Would you copy the listing below exactly, keeping the pictures out?
[Opening EXERCISE DATA section]
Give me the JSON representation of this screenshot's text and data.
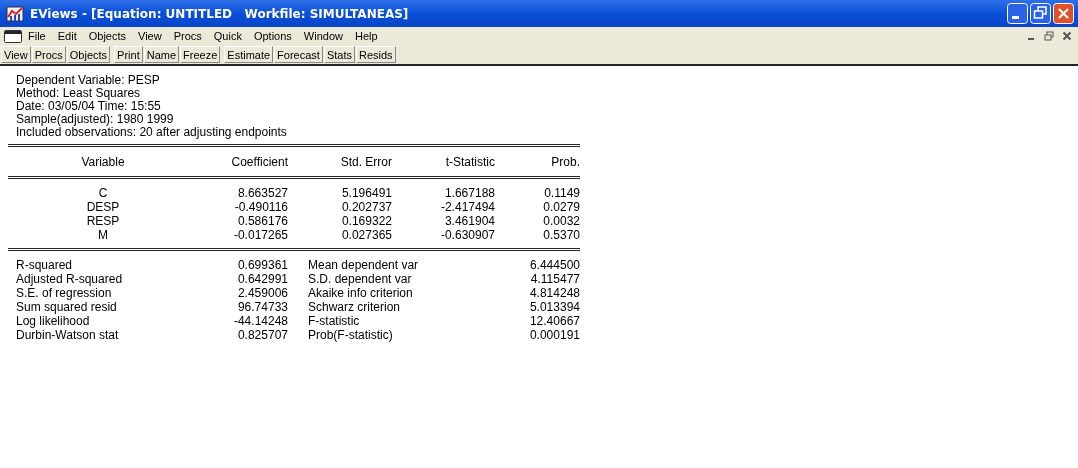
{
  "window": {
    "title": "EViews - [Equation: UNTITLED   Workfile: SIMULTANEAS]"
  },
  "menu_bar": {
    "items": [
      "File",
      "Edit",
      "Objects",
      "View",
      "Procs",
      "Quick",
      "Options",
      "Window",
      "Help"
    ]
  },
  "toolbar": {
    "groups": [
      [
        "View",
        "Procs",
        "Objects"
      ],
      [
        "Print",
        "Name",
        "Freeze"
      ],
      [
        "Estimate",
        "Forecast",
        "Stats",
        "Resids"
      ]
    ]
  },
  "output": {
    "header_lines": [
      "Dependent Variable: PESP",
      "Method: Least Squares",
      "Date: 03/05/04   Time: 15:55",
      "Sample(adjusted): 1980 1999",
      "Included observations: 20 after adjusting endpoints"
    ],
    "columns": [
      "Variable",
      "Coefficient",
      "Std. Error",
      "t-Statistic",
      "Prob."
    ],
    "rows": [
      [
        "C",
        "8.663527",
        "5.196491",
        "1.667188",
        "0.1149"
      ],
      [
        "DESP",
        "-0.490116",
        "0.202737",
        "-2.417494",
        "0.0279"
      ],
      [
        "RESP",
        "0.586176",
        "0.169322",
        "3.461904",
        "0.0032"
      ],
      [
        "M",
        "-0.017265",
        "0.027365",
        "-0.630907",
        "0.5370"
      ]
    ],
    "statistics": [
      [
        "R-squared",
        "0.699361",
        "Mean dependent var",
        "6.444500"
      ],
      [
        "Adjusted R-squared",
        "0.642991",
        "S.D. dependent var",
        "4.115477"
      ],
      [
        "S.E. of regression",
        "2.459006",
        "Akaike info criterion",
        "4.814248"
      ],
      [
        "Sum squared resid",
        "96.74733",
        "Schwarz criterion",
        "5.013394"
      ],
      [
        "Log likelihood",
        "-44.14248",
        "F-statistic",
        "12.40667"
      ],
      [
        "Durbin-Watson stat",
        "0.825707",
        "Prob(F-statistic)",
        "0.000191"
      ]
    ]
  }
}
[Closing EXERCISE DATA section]
- WORKED SOLUTION -
Give me the JSON representation of this screenshot's text and data.
{
  "window": {
    "title": "EViews - [Equation: UNTITLED   Workfile: SIMULTANEAS]"
  },
  "menu_bar": {
    "items": [
      "File",
      "Edit",
      "Objects",
      "View",
      "Procs",
      "Quick",
      "Options",
      "Window",
      "Help"
    ]
  },
  "toolbar": {
    "groups": [
      [
        "View",
        "Procs",
        "Objects"
      ],
      [
        "Print",
        "Name",
        "Freeze"
      ],
      [
        "Estimate",
        "Forecast",
        "Stats",
        "Resids"
      ]
    ]
  },
  "output": {
    "header_lines": [
      "Dependent Variable: PESP",
      "Method: Least Squares",
      "Date: 03/05/04   Time: 15:55",
      "Sample(adjusted): 1980 1999",
      "Included observations: 20 after adjusting endpoints"
    ],
    "columns": [
      "Variable",
      "Coefficient",
      "Std. Error",
      "t-Statistic",
      "Prob."
    ],
    "rows": [
      [
        "C",
        "8.663527",
        "5.196491",
        "1.667188",
        "0.1149"
      ],
      [
        "DESP",
        "-0.490116",
        "0.202737",
        "-2.417494",
        "0.0279"
      ],
      [
        "RESP",
        "0.586176",
        "0.169322",
        "3.461904",
        "0.0032"
      ],
      [
        "M",
        "-0.017265",
        "0.027365",
        "-0.630907",
        "0.5370"
      ]
    ],
    "statistics": [
      [
        "R-squared",
        "0.699361",
        "Mean dependent var",
        "6.444500"
      ],
      [
        "Adjusted R-squared",
        "0.642991",
        "S.D. dependent var",
        "4.115477"
      ],
      [
        "S.E. of regression",
        "2.459006",
        "Akaike info criterion",
        "4.814248"
      ],
      [
        "Sum squared resid",
        "96.74733",
        "Schwarz criterion",
        "5.013394"
      ],
      [
        "Log likelihood",
        "-44.14248",
        "F-statistic",
        "12.40667"
      ],
      [
        "Durbin-Watson stat",
        "0.825707",
        "Prob(F-statistic)",
        "0.000191"
      ]
    ]
  }
}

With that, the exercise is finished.